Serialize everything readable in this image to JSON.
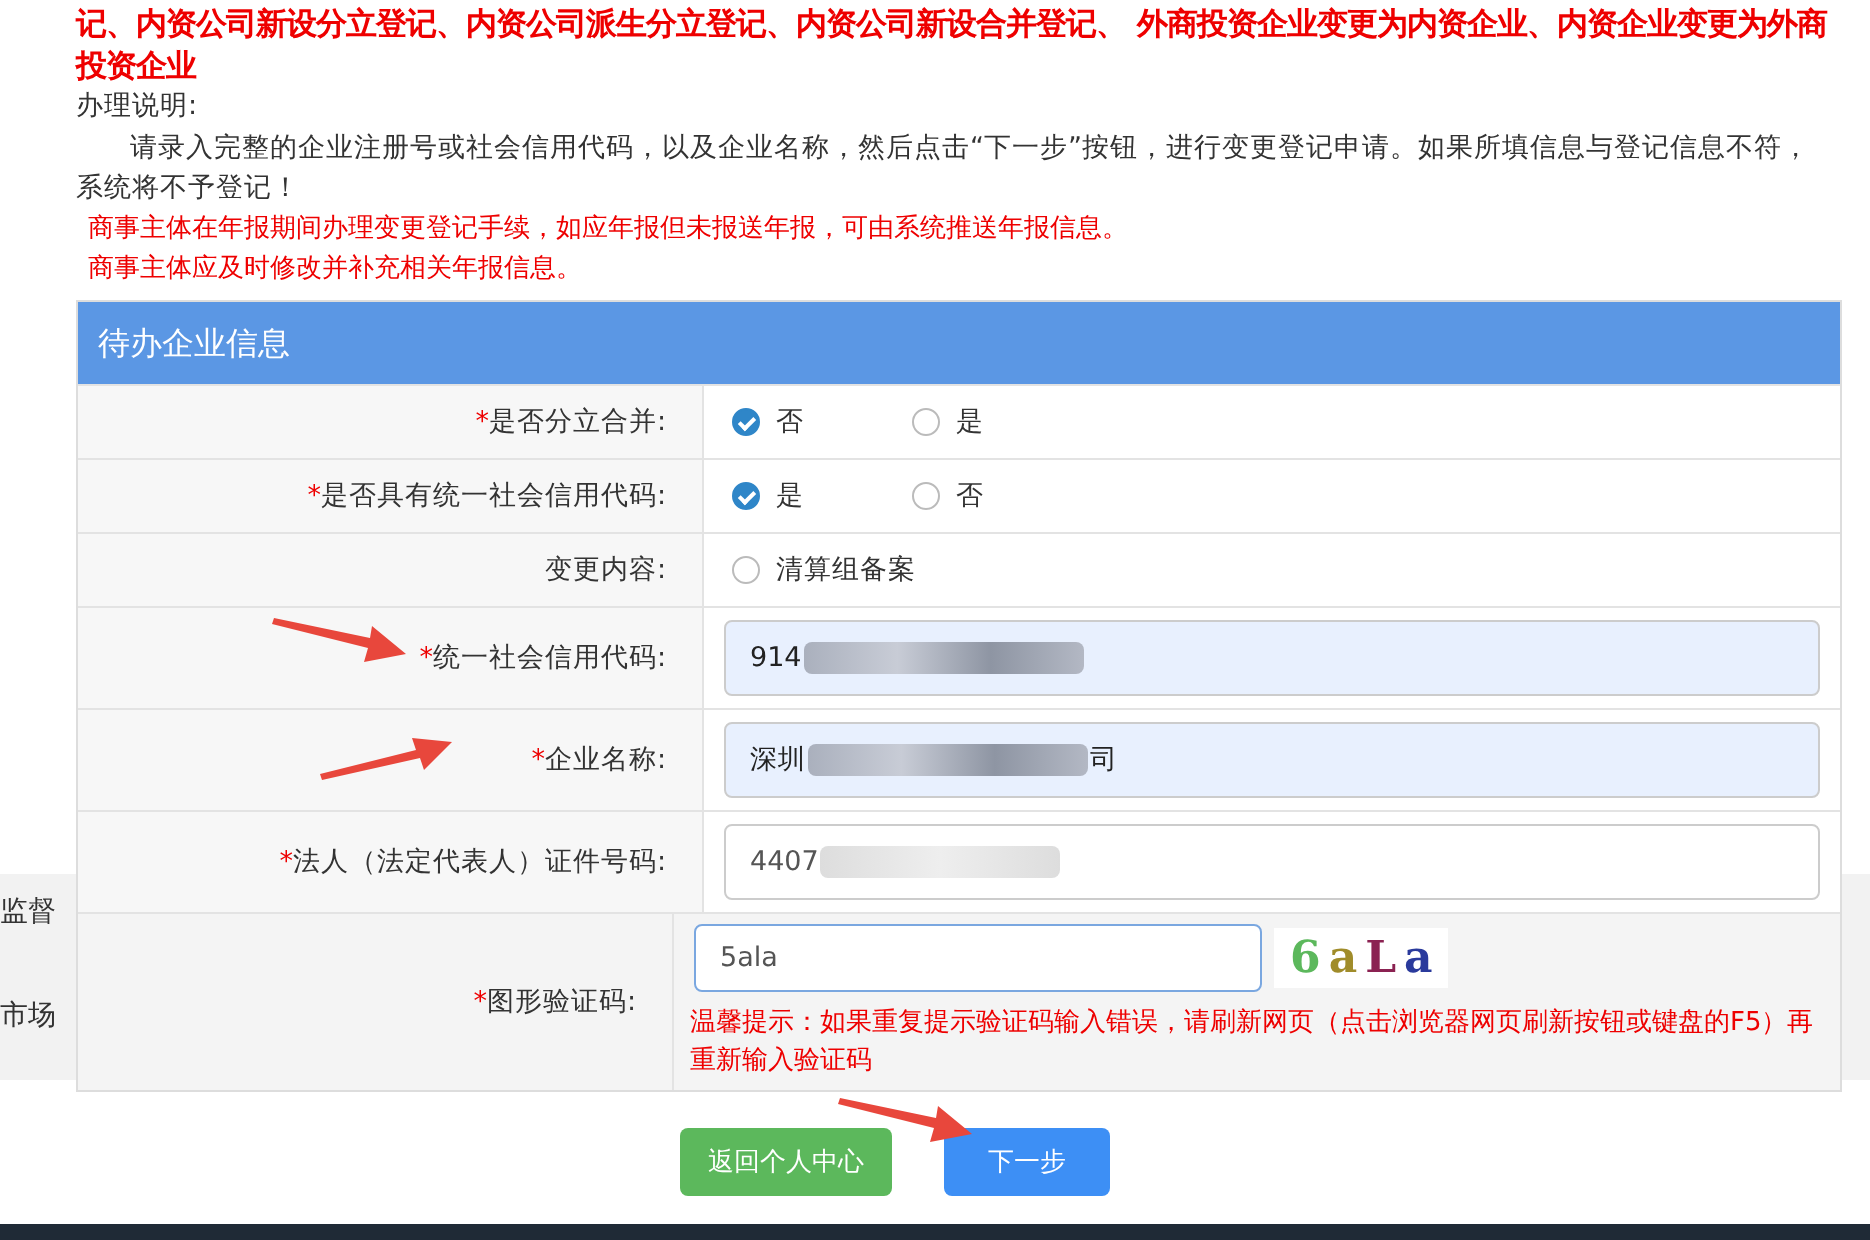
{
  "notice": {
    "text": "记、内资公司新设分立登记、内资公司派生分立登记、内资公司新设合并登记、 外商投资企业变更为内资企业、内资企业变更为外商投资企业"
  },
  "instructions": {
    "title": "办理说明:",
    "body": "请录入完整的企业注册号或社会信用代码，以及企业名称，然后点击“下一步”按钮，进行变更登记申请。如果所填信息与登记信息不符，系统将不予登记！",
    "warnings": [
      "商事主体在年报期间办理变更登记手续，如应年报但未报送年报，可由系统推送年报信息。",
      "商事主体应及时修改并补充相关年报信息。"
    ]
  },
  "background_page": {
    "texts": [
      "监督",
      "市场"
    ]
  },
  "panel": {
    "title": "待办企业信息",
    "rows": [
      {
        "kind": "radio",
        "label": "是否分立合并:",
        "required_mark": "*",
        "options": [
          {
            "label": "否",
            "selected": true
          },
          {
            "label": "是",
            "selected": false
          }
        ]
      },
      {
        "kind": "radio",
        "label": "是否具有统一社会信用代码:",
        "required_mark": "*",
        "options": [
          {
            "label": "是",
            "selected": true
          },
          {
            "label": "否",
            "selected": false
          }
        ]
      },
      {
        "kind": "checkbox",
        "label": "变更内容:",
        "options": [
          {
            "label": "清算组备案",
            "selected": false
          }
        ]
      },
      {
        "kind": "input",
        "label": "统一社会信用代码:",
        "required_mark": "*",
        "value": "914",
        "autofilled": true
      },
      {
        "kind": "input",
        "label": "企业名称:",
        "required_mark": "*",
        "value": "深圳",
        "value_end": "司",
        "autofilled": true
      },
      {
        "kind": "input",
        "label": "法人（法定代表人）证件号码:",
        "required_mark": "*",
        "value": "4407",
        "autofilled": false
      },
      {
        "kind": "captcha",
        "label": "图形验证码:",
        "required_mark": "*",
        "value": "5ala",
        "captcha": [
          {
            "char": "6",
            "color": "#5cb85c"
          },
          {
            "char": "a",
            "color": "#a08c2a"
          },
          {
            "char": "L",
            "color": "#8b2252"
          },
          {
            "char": "a",
            "color": "#2a3a9c"
          }
        ],
        "hint": "温馨提示：如果重复提示验证码输入错误，请刷新网页（点击浏览器网页刷新按钮或键盘的F5）再重新输入验证码"
      }
    ]
  },
  "buttons": [
    {
      "label": "返回个人中心",
      "kind": "secondary"
    },
    {
      "label": "下一步",
      "kind": "primary"
    }
  ]
}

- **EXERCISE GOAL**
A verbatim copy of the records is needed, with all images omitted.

- **YOUR SOLUTION**
Serialize everything readable in this image to JSON.
{
  "notice": {
    "text": "记、内资公司新设分立登记、内资公司派生分立登记、内资公司新设合并登记、 外商投资企业变更为内资企业、内资企业变更为外商投资企业"
  },
  "instructions": {
    "title": "办理说明:",
    "body": "请录入完整的企业注册号或社会信用代码，以及企业名称，然后点击“下一步”按钮，进行变更登记申请。如果所填信息与登记信息不符，系统将不予登记！",
    "warnings": [
      "商事主体在年报期间办理变更登记手续，如应年报但未报送年报，可由系统推送年报信息。",
      "商事主体应及时修改并补充相关年报信息。"
    ]
  },
  "background_page": {
    "texts": [
      "监督",
      "市场"
    ]
  },
  "panel": {
    "title": "待办企业信息",
    "rows": [
      {
        "kind": "radio",
        "label": "是否分立合并:",
        "required_mark": "*",
        "options": [
          {
            "label": "否",
            "selected": true
          },
          {
            "label": "是",
            "selected": false
          }
        ]
      },
      {
        "kind": "radio",
        "label": "是否具有统一社会信用代码:",
        "required_mark": "*",
        "options": [
          {
            "label": "是",
            "selected": true
          },
          {
            "label": "否",
            "selected": false
          }
        ]
      },
      {
        "kind": "checkbox",
        "label": "变更内容:",
        "options": [
          {
            "label": "清算组备案",
            "selected": false
          }
        ]
      },
      {
        "kind": "input",
        "label": "统一社会信用代码:",
        "required_mark": "*",
        "value": "914",
        "autofilled": true
      },
      {
        "kind": "input",
        "label": "企业名称:",
        "required_mark": "*",
        "value": "深圳",
        "value_end": "司",
        "autofilled": true
      },
      {
        "kind": "input",
        "label": "法人（法定代表人）证件号码:",
        "required_mark": "*",
        "value": "4407",
        "autofilled": false
      },
      {
        "kind": "captcha",
        "label": "图形验证码:",
        "required_mark": "*",
        "value": "5ala",
        "captcha": [
          {
            "char": "6",
            "color": "#5cb85c"
          },
          {
            "char": "a",
            "color": "#a08c2a"
          },
          {
            "char": "L",
            "color": "#8b2252"
          },
          {
            "char": "a",
            "color": "#2a3a9c"
          }
        ],
        "hint": "温馨提示：如果重复提示验证码输入错误，请刷新网页（点击浏览器网页刷新按钮或键盘的F5）再重新输入验证码"
      }
    ]
  },
  "buttons": [
    {
      "label": "返回个人中心",
      "kind": "secondary"
    },
    {
      "label": "下一步",
      "kind": "primary"
    }
  ]
}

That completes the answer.